Home > Humanities and Social Sciences Award for Dr Kurt Campbell
Humanities and Social Sciences Award for Dr Kurt Campbell
9 Apr 2019 - 13:45
Dr Kurt Campbell (centre) and Dr Heidi Grunenbaum at the awards ceremony
Dr Kurt Campbell, Michaelis School of Fine Art, together with Heidi Grunebaum from UWC (Centre for Humanities Research), won the Creative Collections award for Best Exhibition Catalogue for their publication Athlone in Mind, at the Humanities and Social Sciences (HSS) Awards: Books, Creative Collection and Digital Contribution 2019.
The Humanities and Social Sciences (HSS) Awards serve as a crucial platform for unearthing new voices nad finding South African storeis that cast a light on us as a nation. The ceremony, which was held on 14 march 2019 at the renowned John Kani Theatre in Johannesburg, was a gatherine of leading HSS scholars and academics who congregated to honour and celebrate outstanding contributions to the HSS by acadmics, curators and artists based at participating South African universities.
In the keynote opening address, the Deputy Minister of Higher Education and Training, (DHET), Buti Manamela highlighted that the disciplines of the HSS are pivotal on how society is viewed, and most importantly in its transformation.

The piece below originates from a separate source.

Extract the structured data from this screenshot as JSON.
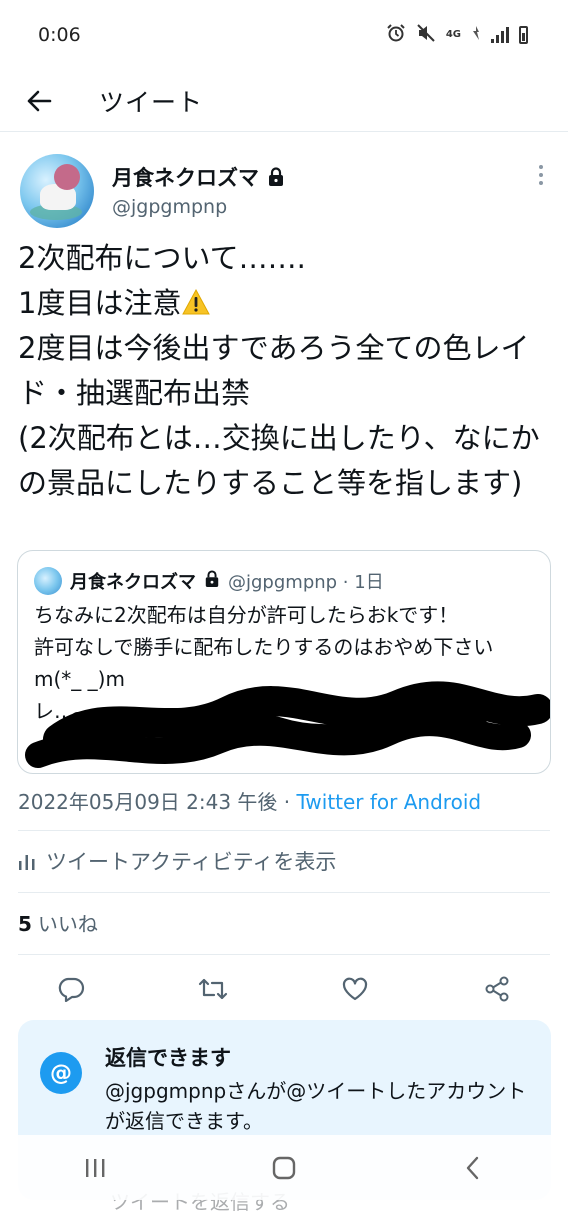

Technology systems in the exhibition: The exhibition 'Athlone in Mind’ featured the most advanced complementary technologies available today. It deployed a number of i-beacon transmitters, able to circulate the website and catalogue created for this exhibition to all who are in possession of a smartphone. I-beacons are small battery-powered sensor devices that wirelessly communicate and transmit data to apps on mobile devices using Bluetooth technology. The mobile device is triggered to display content: video, voice, images and music emanating from the exhibition and the events that support the conference. Thus viewers at the Castle will be able to immerse themselves in a self-service multimedia experience that is relevant to what they are looking at and to access information that they are able to store well beyond the three-day event.
Crucially, the i-beacon transmitters will be placed at sites in Athlone, Langa and Gugulethu in the form of downloadable scholarly and creative work. In this sense, the beacons offer a digital bridge to the exhibition and the proceedings the conference enables. This is the first occasion where this technology has been deployed in such an intellectually apposite way, literally bringing the exhibition and conference proceedings to the door of the very place the exhibition takes as the object of study.
Other bespoke technological features created for this exhibition include augmented reality applications, allowing selected video clips of the artists talking about their creative processes to appear on smartphones when positioned near certain images in the exhibition catalogue. This, in effect, allows for a constant walking tour of the exhibition that is navigated by paging through the catalogue. This is known as non-marker tracking, and creates an intimate experience between the viewer and the catalogue images.
Campbell commented that his work with Heidi Grunebaum from UCT displayed a great example of inter-university collaboration with colleagues in the field.
Faculty of Humanities
University of Cape Town
Private Bag X3